Among the entries that follow, find the lines containing the string "part" and copy them.

Web page and app entries
^^^^^^^^^^^^^^^^

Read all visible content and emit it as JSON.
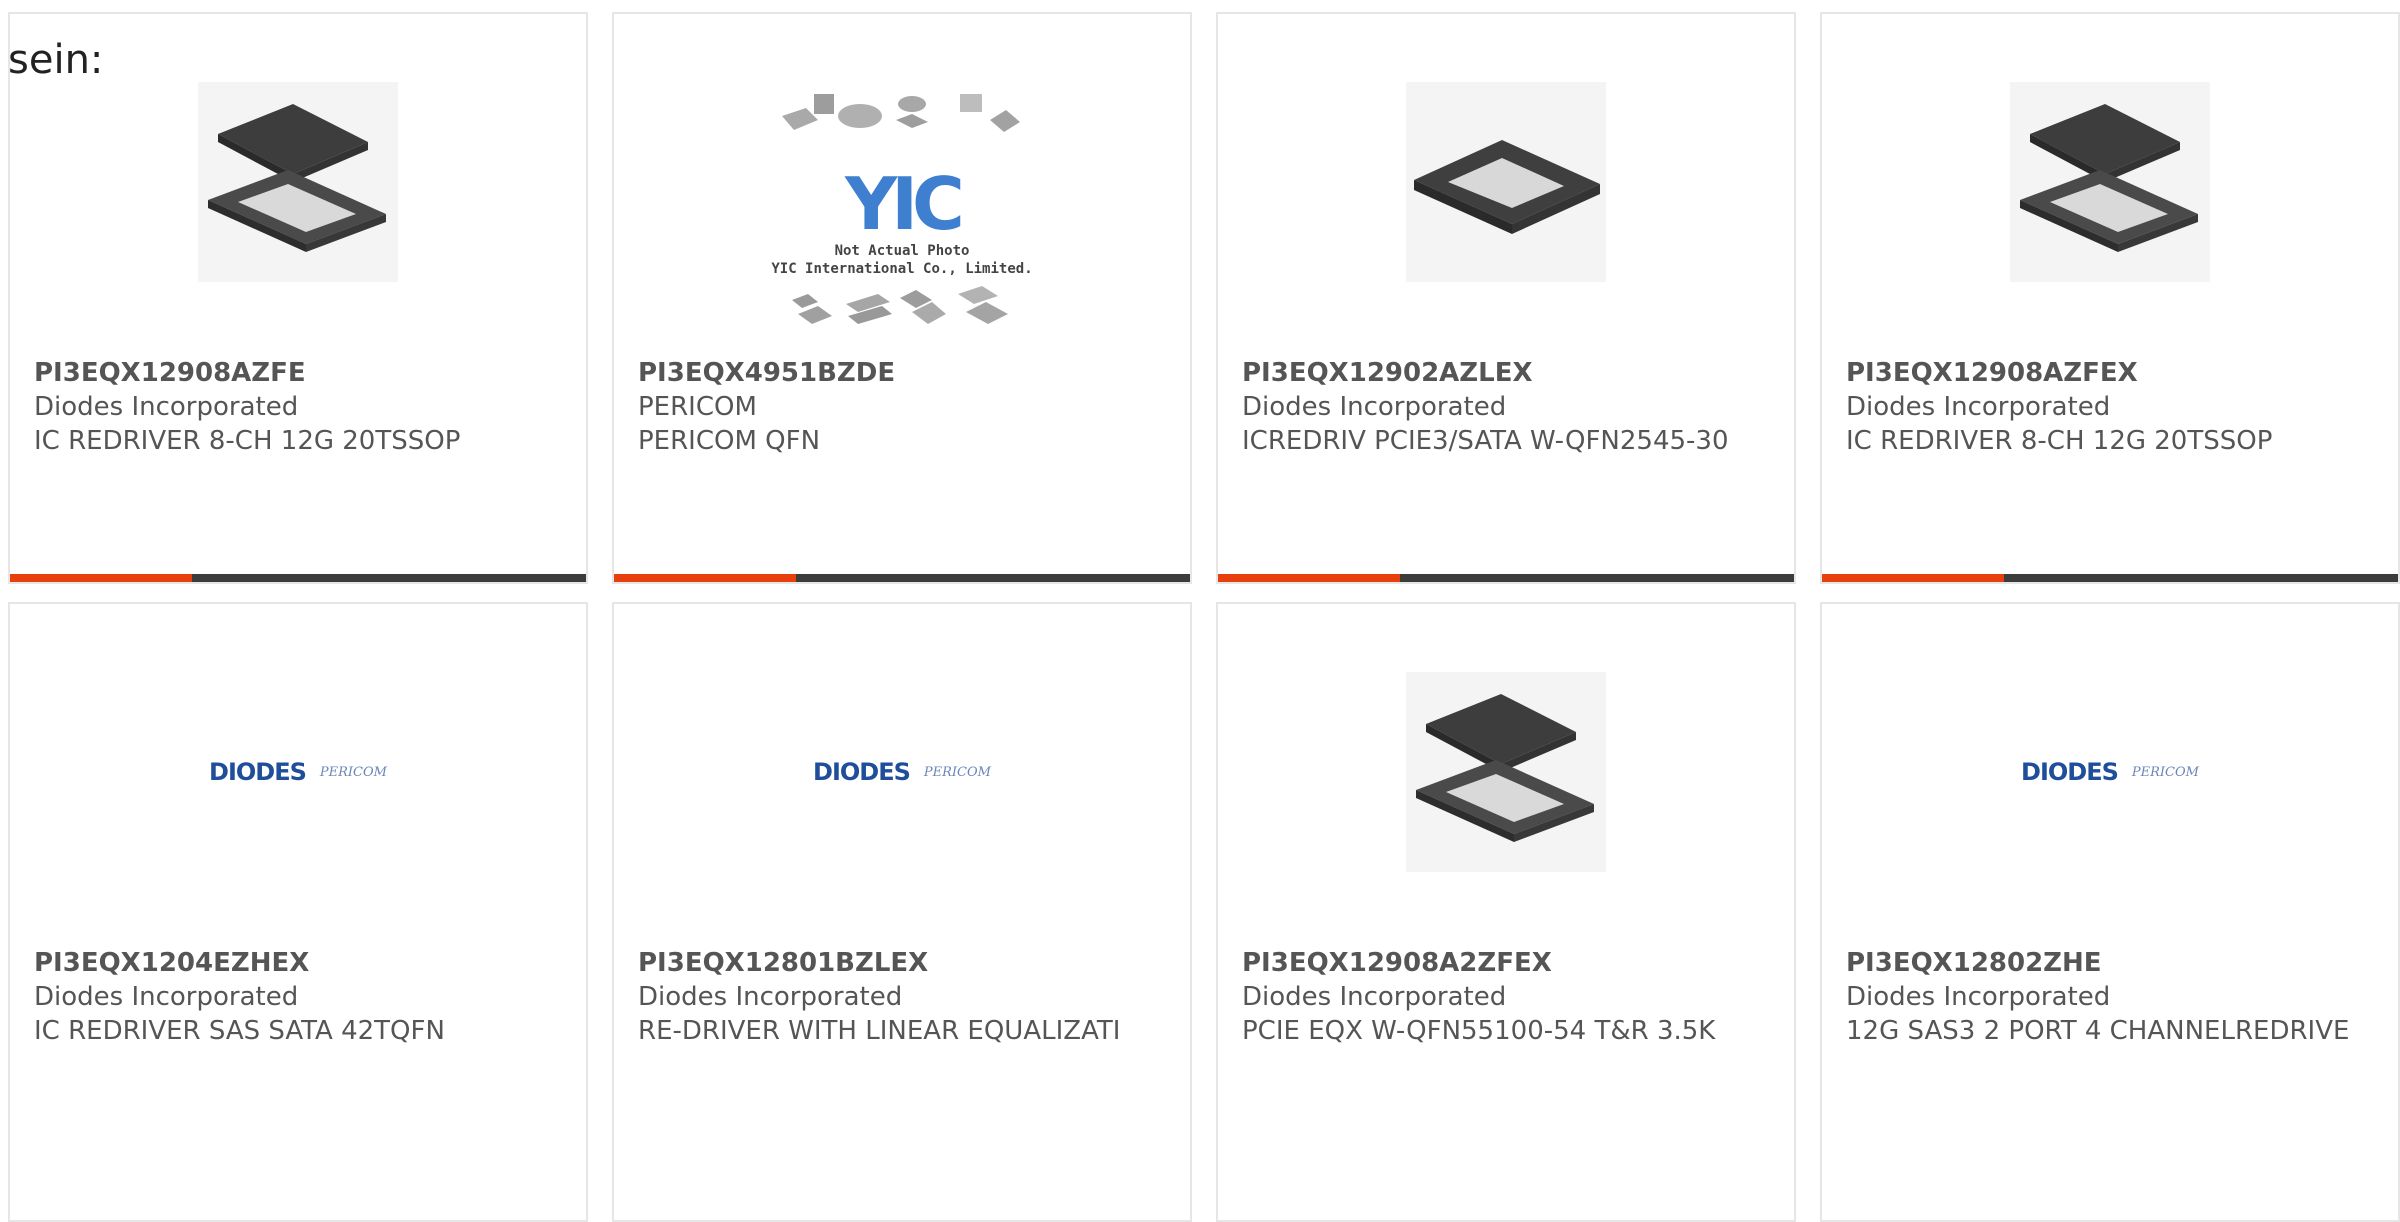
{
  "intro": "sein:",
  "colors": {
    "accent": "#e8400c",
    "bar": "#3c3c3c",
    "border": "#e6e6e6",
    "text": "#555555"
  },
  "products": [
    {
      "part": "PI3EQX12908AZFE",
      "maker": "Diodes Incorporated",
      "desc": "IC REDRIVER 8-CH 12G 20TSSOP",
      "image": "chip-lid-and-package"
    },
    {
      "part": "PI3EQX4951BZDE",
      "maker": "PERICOM",
      "desc": "PERICOM QFN",
      "image": "yic-placeholder",
      "image_logo": "YIC",
      "image_note": "Not Actual Photo\nYIC International Co., Limited."
    },
    {
      "part": "PI3EQX12902AZLEX",
      "maker": "Diodes Incorporated",
      "desc": "ICREDRIV PCIE3/SATA W-QFN2545-30",
      "image": "chip-qfn-package"
    },
    {
      "part": "PI3EQX12908AZFEX",
      "maker": "Diodes Incorporated",
      "desc": "IC REDRIVER 8-CH 12G 20TSSOP",
      "image": "chip-lid-and-package"
    },
    {
      "part": "PI3EQX1204EZHEX",
      "maker": "Diodes Incorporated",
      "desc": "IC REDRIVER SAS SATA 42TQFN",
      "image": "diodes-pericom-logo",
      "image_logo_left": "DIODES",
      "image_logo_right": "PERICOM"
    },
    {
      "part": "PI3EQX12801BZLEX",
      "maker": "Diodes Incorporated",
      "desc": "RE-DRIVER WITH LINEAR EQUALIZATI",
      "image": "diodes-pericom-logo",
      "image_logo_left": "DIODES",
      "image_logo_right": "PERICOM"
    },
    {
      "part": "PI3EQX12908A2ZFEX",
      "maker": "Diodes Incorporated",
      "desc": "PCIE EQX W-QFN55100-54 T&R 3.5K",
      "image": "chip-lid-and-package"
    },
    {
      "part": "PI3EQX12802ZHE",
      "maker": "Diodes Incorporated",
      "desc": "12G SAS3 2 PORT 4 CHANNELREDRIVE",
      "image": "diodes-pericom-logo",
      "image_logo_left": "DIODES",
      "image_logo_right": "PERICOM"
    }
  ]
}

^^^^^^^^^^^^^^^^

--- WRITTEN ANSWER ---
      "part": "PI3EQX12908AZFE",
      "part": "PI3EQX4951BZDE",
      "part": "PI3EQX12902AZLEX",
      "part": "PI3EQX12908AZFEX",
      "part": "PI3EQX1204EZHEX",
      "part": "PI3EQX12801BZLEX",
      "part": "PI3EQX12908A2ZFEX",
      "part": "PI3EQX12802ZHE",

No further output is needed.